===== Extracted data =====

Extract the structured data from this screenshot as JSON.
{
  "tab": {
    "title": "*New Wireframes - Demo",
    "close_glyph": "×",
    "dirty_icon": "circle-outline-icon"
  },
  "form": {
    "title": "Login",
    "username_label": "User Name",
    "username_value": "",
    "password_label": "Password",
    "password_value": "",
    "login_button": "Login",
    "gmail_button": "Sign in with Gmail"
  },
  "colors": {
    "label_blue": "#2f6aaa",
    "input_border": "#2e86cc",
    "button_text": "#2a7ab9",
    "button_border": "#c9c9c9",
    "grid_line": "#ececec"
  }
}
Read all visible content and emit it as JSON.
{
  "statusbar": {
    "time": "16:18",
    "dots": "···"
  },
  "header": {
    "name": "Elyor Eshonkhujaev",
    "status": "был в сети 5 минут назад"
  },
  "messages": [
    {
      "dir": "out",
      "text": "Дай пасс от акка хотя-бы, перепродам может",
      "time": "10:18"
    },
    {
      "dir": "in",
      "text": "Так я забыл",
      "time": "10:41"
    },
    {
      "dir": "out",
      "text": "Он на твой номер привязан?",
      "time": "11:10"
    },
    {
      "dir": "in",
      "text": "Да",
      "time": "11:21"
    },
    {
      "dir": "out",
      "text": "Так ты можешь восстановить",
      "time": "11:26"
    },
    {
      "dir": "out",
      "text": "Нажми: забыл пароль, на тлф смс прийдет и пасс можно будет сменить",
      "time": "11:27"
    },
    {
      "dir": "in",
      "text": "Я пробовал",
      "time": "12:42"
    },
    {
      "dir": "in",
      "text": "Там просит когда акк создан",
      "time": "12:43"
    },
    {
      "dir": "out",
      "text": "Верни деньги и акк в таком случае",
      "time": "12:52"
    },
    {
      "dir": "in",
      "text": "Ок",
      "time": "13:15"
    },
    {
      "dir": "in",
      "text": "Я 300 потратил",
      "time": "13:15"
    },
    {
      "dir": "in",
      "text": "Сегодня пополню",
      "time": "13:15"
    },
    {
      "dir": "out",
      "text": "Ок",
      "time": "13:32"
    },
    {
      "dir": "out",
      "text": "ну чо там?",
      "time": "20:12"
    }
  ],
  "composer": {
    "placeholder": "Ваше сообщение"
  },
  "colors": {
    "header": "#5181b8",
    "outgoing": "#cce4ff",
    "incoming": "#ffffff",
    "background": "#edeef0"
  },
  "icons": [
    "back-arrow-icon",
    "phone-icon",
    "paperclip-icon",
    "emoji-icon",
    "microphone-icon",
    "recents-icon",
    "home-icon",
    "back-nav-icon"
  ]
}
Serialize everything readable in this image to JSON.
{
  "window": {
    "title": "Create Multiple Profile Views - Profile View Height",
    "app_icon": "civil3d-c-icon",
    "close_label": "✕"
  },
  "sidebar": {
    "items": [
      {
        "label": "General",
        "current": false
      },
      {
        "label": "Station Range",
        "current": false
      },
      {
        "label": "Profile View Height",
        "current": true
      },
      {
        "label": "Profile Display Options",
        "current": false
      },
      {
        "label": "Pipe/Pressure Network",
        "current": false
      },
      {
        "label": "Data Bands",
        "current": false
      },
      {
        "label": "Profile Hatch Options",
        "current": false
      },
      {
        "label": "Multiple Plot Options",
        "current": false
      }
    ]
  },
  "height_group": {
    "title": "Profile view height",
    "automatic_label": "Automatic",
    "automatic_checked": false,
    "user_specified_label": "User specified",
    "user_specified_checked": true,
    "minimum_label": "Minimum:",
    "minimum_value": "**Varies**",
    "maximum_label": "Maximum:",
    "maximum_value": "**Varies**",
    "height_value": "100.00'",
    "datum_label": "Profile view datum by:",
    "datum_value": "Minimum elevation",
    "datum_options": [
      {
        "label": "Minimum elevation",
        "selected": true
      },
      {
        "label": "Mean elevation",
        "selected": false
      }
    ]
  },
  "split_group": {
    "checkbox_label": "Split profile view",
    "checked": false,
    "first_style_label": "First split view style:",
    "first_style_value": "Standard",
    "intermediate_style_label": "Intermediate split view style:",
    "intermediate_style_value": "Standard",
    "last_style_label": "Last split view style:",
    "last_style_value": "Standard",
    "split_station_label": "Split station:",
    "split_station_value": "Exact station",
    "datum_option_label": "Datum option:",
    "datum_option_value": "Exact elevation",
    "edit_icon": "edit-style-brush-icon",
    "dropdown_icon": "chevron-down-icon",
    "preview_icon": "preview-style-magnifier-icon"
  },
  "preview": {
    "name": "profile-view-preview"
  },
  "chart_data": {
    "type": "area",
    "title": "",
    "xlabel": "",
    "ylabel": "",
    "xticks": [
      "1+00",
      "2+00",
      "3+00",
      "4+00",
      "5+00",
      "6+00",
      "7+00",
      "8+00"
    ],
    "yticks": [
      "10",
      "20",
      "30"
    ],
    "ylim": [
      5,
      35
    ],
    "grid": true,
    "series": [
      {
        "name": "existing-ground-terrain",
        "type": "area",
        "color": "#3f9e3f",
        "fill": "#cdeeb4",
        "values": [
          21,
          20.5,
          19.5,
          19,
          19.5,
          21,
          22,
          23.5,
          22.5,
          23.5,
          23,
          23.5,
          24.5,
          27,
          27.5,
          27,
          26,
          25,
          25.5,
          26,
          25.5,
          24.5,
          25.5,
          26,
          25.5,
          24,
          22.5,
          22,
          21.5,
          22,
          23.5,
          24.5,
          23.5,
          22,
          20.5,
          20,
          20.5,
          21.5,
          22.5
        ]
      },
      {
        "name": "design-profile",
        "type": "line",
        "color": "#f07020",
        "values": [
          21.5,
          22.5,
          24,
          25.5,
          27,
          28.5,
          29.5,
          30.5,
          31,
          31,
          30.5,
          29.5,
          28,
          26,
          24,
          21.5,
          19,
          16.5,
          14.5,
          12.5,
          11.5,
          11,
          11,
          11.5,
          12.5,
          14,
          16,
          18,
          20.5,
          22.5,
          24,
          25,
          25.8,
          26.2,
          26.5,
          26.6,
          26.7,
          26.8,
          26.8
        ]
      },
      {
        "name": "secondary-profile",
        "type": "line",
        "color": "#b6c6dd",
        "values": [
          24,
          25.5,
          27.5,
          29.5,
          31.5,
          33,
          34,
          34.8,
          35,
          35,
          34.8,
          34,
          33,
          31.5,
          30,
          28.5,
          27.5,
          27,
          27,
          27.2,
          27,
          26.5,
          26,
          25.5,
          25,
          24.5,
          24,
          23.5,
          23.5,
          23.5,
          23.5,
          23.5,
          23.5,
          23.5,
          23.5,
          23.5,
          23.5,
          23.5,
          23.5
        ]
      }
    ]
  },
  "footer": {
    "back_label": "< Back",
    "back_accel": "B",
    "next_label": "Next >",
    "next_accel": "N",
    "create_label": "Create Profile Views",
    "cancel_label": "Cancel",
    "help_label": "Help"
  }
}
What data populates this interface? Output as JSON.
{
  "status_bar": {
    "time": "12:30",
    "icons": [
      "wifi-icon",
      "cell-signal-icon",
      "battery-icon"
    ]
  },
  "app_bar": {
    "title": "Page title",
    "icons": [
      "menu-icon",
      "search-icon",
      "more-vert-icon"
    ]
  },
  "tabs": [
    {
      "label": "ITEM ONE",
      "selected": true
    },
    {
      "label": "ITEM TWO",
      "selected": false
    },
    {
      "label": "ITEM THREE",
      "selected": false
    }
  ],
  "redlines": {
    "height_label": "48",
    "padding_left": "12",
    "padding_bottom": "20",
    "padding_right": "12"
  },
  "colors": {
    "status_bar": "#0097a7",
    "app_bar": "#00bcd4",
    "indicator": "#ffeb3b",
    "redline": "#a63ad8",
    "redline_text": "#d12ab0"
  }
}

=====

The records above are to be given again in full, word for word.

[The completed task]
Extract the structured data from this screenshot as JSON.
{
  "tab": {
    "title": "*New Wireframes - Demo",
    "close_glyph": "×",
    "dirty_icon": "circle-outline-icon"
  },
  "form": {
    "title": "Login",
    "username_label": "User Name",
    "username_value": "",
    "password_label": "Password",
    "password_value": "",
    "login_button": "Login",
    "gmail_button": "Sign in with Gmail"
  },
  "colors": {
    "label_blue": "#2f6aaa",
    "input_border": "#2e86cc",
    "button_text": "#2a7ab9",
    "button_border": "#c9c9c9",
    "grid_line": "#ececec"
  }
}
Read all visible content and emit it as JSON.
{
  "statusbar": {
    "time": "16:18",
    "dots": "···"
  },
  "header": {
    "name": "Elyor Eshonkhujaev",
    "status": "был в сети 5 минут назад"
  },
  "messages": [
    {
      "dir": "out",
      "text": "Дай пасс от акка хотя-бы, перепродам может",
      "time": "10:18"
    },
    {
      "dir": "in",
      "text": "Так я забыл",
      "time": "10:41"
    },
    {
      "dir": "out",
      "text": "Он на твой номер привязан?",
      "time": "11:10"
    },
    {
      "dir": "in",
      "text": "Да",
      "time": "11:21"
    },
    {
      "dir": "out",
      "text": "Так ты можешь восстановить",
      "time": "11:26"
    },
    {
      "dir": "out",
      "text": "Нажми: забыл пароль, на тлф смс прийдет и пасс можно будет сменить",
      "time": "11:27"
    },
    {
      "dir": "in",
      "text": "Я пробовал",
      "time": "12:42"
    },
    {
      "dir": "in",
      "text": "Там просит когда акк создан",
      "time": "12:43"
    },
    {
      "dir": "out",
      "text": "Верни деньги и акк в таком случае",
      "time": "12:52"
    },
    {
      "dir": "in",
      "text": "Ок",
      "time": "13:15"
    },
    {
      "dir": "in",
      "text": "Я 300 потратил",
      "time": "13:15"
    },
    {
      "dir": "in",
      "text": "Сегодня пополню",
      "time": "13:15"
    },
    {
      "dir": "out",
      "text": "Ок",
      "time": "13:32"
    },
    {
      "dir": "out",
      "text": "ну чо там?",
      "time": "20:12"
    }
  ],
  "composer": {
    "placeholder": "Ваше сообщение"
  },
  "colors": {
    "header": "#5181b8",
    "outgoing": "#cce4ff",
    "incoming": "#ffffff",
    "background": "#edeef0"
  },
  "icons": [
    "back-arrow-icon",
    "phone-icon",
    "paperclip-icon",
    "emoji-icon",
    "microphone-icon",
    "recents-icon",
    "home-icon",
    "back-nav-icon"
  ]
}
Serialize everything readable in this image to JSON.
{
  "window": {
    "title": "Create Multiple Profile Views - Profile View Height",
    "app_icon": "civil3d-c-icon",
    "close_label": "✕"
  },
  "sidebar": {
    "items": [
      {
        "label": "General",
        "current": false
      },
      {
        "label": "Station Range",
        "current": false
      },
      {
        "label": "Profile View Height",
        "current": true
      },
      {
        "label": "Profile Display Options",
        "current": false
      },
      {
        "label": "Pipe/Pressure Network",
        "current": false
      },
      {
        "label": "Data Bands",
        "current": false
      },
      {
        "label": "Profile Hatch Options",
        "current": false
      },
      {
        "label": "Multiple Plot Options",
        "current": false
      }
    ]
  },
  "height_group": {
    "title": "Profile view height",
    "automatic_label": "Automatic",
    "automatic_checked": false,
    "user_specified_label": "User specified",
    "user_specified_checked": true,
    "minimum_label": "Minimum:",
    "minimum_value": "**Varies**",
    "maximum_label": "Maximum:",
    "maximum_value": "**Varies**",
    "height_value": "100.00'",
    "datum_label": "Profile view datum by:",
    "datum_value": "Minimum elevation",
    "datum_options": [
      {
        "label": "Minimum elevation",
        "selected": true
      },
      {
        "label": "Mean elevation",
        "selected": false
      }
    ]
  },
  "split_group": {
    "checkbox_label": "Split profile view",
    "checked": false,
    "first_style_label": "First split view style:",
    "first_style_value": "Standard",
    "intermediate_style_label": "Intermediate split view style:",
    "intermediate_style_value": "Standard",
    "last_style_label": "Last split view style:",
    "last_style_value": "Standard",
    "split_station_label": "Split station:",
    "split_station_value": "Exact station",
    "datum_option_label": "Datum option:",
    "datum_option_value": "Exact elevation",
    "edit_icon": "edit-style-brush-icon",
    "dropdown_icon": "chevron-down-icon",
    "preview_icon": "preview-style-magnifier-icon"
  },
  "preview": {
    "name": "profile-view-preview"
  },
  "chart_data": {
    "type": "area",
    "title": "",
    "xlabel": "",
    "ylabel": "",
    "xticks": [
      "1+00",
      "2+00",
      "3+00",
      "4+00",
      "5+00",
      "6+00",
      "7+00",
      "8+00"
    ],
    "yticks": [
      "10",
      "20",
      "30"
    ],
    "ylim": [
      5,
      35
    ],
    "grid": true,
    "series": [
      {
        "name": "existing-ground-terrain",
        "type": "area",
        "color": "#3f9e3f",
        "fill": "#cdeeb4",
        "values": [
          21,
          20.5,
          19.5,
          19,
          19.5,
          21,
          22,
          23.5,
          22.5,
          23.5,
          23,
          23.5,
          24.5,
          27,
          27.5,
          27,
          26,
          25,
          25.5,
          26,
          25.5,
          24.5,
          25.5,
          26,
          25.5,
          24,
          22.5,
          22,
          21.5,
          22,
          23.5,
          24.5,
          23.5,
          22,
          20.5,
          20,
          20.5,
          21.5,
          22.5
        ]
      },
      {
        "name": "design-profile",
        "type": "line",
        "color": "#f07020",
        "values": [
          21.5,
          22.5,
          24,
          25.5,
          27,
          28.5,
          29.5,
          30.5,
          31,
          31,
          30.5,
          29.5,
          28,
          26,
          24,
          21.5,
          19,
          16.5,
          14.5,
          12.5,
          11.5,
          11,
          11,
          11.5,
          12.5,
          14,
          16,
          18,
          20.5,
          22.5,
          24,
          25,
          25.8,
          26.2,
          26.5,
          26.6,
          26.7,
          26.8,
          26.8
        ]
      },
      {
        "name": "secondary-profile",
        "type": "line",
        "color": "#b6c6dd",
        "values": [
          24,
          25.5,
          27.5,
          29.5,
          31.5,
          33,
          34,
          34.8,
          35,
          35,
          34.8,
          34,
          33,
          31.5,
          30,
          28.5,
          27.5,
          27,
          27,
          27.2,
          27,
          26.5,
          26,
          25.5,
          25,
          24.5,
          24,
          23.5,
          23.5,
          23.5,
          23.5,
          23.5,
          23.5,
          23.5,
          23.5,
          23.5,
          23.5,
          23.5,
          23.5
        ]
      }
    ]
  },
  "footer": {
    "back_label": "< Back",
    "back_accel": "B",
    "next_label": "Next >",
    "next_accel": "N",
    "create_label": "Create Profile Views",
    "cancel_label": "Cancel",
    "help_label": "Help"
  }
}
What data populates this interface? Output as JSON.
{
  "status_bar": {
    "time": "12:30",
    "icons": [
      "wifi-icon",
      "cell-signal-icon",
      "battery-icon"
    ]
  },
  "app_bar": {
    "title": "Page title",
    "icons": [
      "menu-icon",
      "search-icon",
      "more-vert-icon"
    ]
  },
  "tabs": [
    {
      "label": "ITEM ONE",
      "selected": true
    },
    {
      "label": "ITEM TWO",
      "selected": false
    },
    {
      "label": "ITEM THREE",
      "selected": false
    }
  ],
  "redlines": {
    "height_label": "48",
    "padding_left": "12",
    "padding_bottom": "20",
    "padding_right": "12"
  },
  "colors": {
    "status_bar": "#0097a7",
    "app_bar": "#00bcd4",
    "indicator": "#ffeb3b",
    "redline": "#a63ad8",
    "redline_text": "#d12ab0"
  }
}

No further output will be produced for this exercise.